Web page and app entries –

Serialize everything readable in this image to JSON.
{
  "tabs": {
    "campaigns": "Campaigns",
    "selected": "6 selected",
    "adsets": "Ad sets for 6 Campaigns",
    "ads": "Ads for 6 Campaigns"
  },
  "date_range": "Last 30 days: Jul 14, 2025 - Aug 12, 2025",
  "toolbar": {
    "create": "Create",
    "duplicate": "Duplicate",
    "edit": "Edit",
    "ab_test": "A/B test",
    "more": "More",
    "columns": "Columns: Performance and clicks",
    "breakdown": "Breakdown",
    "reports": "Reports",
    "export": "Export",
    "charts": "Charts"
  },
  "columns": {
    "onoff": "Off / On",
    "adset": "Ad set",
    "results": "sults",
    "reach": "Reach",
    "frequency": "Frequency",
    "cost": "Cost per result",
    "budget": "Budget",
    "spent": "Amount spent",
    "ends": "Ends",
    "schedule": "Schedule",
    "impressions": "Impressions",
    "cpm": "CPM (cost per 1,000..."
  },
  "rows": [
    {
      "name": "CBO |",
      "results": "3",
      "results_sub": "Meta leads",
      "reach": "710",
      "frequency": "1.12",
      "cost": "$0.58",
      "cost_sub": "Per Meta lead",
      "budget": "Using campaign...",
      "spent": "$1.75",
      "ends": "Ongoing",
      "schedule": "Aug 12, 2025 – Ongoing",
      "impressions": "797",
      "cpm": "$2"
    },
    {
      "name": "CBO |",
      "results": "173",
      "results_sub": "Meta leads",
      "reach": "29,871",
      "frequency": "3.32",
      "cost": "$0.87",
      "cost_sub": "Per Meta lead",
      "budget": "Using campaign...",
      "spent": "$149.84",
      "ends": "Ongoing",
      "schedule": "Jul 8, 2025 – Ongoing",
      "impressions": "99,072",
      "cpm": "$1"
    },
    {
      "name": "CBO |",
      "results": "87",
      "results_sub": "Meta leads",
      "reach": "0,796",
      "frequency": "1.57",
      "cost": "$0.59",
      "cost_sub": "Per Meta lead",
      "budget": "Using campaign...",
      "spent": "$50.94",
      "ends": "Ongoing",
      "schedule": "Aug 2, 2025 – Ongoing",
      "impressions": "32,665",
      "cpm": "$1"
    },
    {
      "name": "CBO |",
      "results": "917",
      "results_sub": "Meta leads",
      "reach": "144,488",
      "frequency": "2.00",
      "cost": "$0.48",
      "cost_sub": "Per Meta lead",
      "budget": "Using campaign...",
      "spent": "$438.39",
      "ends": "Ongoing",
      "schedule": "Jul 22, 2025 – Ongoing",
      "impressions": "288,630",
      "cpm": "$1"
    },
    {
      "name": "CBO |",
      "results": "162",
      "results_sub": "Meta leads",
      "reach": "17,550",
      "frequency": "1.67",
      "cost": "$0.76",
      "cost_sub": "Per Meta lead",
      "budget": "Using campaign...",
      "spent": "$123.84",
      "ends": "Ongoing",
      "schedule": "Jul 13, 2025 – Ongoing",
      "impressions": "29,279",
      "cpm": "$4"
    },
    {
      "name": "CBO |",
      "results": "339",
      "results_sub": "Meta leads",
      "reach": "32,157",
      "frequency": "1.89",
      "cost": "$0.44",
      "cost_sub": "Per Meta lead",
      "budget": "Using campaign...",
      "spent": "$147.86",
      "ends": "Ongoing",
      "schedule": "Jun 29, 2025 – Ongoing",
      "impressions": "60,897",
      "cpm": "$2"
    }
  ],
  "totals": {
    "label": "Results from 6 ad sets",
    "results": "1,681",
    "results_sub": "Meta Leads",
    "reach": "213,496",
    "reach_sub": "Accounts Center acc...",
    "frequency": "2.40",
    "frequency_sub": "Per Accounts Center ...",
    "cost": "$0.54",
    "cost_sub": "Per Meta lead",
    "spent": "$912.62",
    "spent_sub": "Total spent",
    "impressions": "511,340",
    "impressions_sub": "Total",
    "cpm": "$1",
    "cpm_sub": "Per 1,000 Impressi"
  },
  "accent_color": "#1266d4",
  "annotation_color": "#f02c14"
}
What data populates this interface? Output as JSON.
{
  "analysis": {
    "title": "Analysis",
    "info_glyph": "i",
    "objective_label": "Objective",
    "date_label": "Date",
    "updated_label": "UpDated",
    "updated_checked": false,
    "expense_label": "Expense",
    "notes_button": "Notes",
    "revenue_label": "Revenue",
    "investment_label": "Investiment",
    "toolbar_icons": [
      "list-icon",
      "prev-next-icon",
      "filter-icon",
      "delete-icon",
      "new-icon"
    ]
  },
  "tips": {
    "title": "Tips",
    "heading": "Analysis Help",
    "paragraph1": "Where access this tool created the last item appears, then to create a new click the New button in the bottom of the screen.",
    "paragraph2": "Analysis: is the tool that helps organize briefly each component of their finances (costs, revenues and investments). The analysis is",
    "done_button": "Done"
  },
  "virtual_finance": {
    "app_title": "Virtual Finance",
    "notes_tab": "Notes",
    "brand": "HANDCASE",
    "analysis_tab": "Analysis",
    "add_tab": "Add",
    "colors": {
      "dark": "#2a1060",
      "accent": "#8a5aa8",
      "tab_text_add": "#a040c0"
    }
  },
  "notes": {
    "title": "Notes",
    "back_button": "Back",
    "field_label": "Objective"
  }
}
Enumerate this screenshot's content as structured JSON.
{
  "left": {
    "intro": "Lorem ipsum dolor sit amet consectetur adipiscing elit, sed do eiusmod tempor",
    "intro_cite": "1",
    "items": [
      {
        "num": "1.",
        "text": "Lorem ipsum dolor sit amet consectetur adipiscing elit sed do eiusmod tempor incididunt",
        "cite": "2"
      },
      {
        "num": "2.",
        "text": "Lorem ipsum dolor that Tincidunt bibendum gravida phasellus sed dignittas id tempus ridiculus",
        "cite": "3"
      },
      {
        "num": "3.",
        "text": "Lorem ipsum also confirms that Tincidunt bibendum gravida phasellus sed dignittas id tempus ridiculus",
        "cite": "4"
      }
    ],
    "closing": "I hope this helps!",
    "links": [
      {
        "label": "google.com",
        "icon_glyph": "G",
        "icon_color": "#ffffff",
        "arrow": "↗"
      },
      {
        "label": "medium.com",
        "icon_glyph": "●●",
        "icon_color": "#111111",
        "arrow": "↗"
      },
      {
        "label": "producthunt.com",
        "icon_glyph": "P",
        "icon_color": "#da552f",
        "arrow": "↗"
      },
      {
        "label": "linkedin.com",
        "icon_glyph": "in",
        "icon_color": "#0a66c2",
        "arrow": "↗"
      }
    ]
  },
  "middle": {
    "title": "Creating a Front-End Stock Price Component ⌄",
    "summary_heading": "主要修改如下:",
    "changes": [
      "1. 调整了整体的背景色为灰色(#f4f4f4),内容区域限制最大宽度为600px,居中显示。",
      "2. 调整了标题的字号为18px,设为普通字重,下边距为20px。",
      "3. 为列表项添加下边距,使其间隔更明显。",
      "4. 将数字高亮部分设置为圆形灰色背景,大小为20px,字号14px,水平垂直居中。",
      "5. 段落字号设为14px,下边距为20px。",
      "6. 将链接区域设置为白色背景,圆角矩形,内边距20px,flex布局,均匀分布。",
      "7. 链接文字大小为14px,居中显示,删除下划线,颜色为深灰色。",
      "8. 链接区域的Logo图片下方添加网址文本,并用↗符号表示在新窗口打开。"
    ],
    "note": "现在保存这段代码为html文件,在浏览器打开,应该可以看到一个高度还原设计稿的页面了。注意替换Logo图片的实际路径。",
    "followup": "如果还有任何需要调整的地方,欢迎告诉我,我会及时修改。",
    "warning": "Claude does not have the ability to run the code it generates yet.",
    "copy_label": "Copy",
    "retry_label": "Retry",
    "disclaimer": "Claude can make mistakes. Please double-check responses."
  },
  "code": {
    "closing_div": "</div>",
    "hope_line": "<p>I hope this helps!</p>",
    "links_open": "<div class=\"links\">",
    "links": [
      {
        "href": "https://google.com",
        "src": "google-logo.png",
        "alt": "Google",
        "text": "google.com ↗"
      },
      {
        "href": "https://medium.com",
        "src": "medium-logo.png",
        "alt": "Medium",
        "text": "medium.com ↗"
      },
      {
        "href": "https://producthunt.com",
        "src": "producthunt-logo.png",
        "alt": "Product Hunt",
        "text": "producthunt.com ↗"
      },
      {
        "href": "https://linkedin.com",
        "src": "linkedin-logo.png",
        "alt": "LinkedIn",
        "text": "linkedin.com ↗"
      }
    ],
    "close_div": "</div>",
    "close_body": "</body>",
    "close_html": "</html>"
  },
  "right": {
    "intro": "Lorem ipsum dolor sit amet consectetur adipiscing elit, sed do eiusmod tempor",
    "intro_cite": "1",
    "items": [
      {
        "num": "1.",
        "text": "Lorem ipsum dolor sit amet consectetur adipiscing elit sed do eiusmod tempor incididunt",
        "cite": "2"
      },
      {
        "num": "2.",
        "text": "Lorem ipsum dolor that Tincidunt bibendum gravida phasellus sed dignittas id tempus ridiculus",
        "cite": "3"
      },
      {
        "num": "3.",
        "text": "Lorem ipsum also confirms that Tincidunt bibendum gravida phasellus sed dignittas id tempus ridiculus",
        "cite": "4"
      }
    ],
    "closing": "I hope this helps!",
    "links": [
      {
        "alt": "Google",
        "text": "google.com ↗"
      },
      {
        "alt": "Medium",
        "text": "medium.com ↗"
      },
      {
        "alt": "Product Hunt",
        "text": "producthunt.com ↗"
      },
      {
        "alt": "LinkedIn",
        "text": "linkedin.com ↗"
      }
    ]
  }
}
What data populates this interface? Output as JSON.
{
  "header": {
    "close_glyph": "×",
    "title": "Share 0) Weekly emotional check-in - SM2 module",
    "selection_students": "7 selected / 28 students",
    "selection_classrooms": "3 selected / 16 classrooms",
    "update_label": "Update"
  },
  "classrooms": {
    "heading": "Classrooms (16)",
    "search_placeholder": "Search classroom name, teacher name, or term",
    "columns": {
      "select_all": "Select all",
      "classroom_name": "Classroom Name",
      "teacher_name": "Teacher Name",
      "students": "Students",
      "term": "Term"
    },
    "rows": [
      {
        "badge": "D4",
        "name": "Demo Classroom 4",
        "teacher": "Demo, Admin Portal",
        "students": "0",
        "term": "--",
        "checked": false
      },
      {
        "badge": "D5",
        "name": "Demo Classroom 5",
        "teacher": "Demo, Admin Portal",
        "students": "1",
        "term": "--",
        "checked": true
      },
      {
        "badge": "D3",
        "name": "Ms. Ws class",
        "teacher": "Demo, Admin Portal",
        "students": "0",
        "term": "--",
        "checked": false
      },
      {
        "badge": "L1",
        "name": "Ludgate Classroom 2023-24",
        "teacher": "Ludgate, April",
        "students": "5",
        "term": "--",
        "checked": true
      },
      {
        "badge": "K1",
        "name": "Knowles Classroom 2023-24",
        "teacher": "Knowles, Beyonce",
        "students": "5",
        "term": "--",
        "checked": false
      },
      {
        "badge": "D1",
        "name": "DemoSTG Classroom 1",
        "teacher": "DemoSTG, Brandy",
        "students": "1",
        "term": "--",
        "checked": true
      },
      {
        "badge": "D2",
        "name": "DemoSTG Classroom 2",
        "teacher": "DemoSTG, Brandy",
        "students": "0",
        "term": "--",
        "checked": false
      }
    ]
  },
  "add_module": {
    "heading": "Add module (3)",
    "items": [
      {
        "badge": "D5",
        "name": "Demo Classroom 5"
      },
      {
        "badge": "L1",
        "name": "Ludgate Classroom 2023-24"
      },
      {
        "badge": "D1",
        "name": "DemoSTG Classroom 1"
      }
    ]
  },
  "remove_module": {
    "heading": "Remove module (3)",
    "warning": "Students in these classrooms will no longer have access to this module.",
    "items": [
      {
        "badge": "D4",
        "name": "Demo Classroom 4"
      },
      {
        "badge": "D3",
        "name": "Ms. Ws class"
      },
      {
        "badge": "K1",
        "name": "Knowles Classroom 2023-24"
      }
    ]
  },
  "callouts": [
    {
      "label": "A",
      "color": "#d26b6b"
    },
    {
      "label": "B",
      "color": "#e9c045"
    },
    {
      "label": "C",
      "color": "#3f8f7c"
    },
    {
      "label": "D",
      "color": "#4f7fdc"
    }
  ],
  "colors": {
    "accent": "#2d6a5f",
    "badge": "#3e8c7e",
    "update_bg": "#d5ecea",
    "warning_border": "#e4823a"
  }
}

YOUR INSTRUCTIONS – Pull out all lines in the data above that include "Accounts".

RESPONSE –
    "reach_sub": "Accounts Center acc...",
    "frequency_sub": "Per Accounts Center ...",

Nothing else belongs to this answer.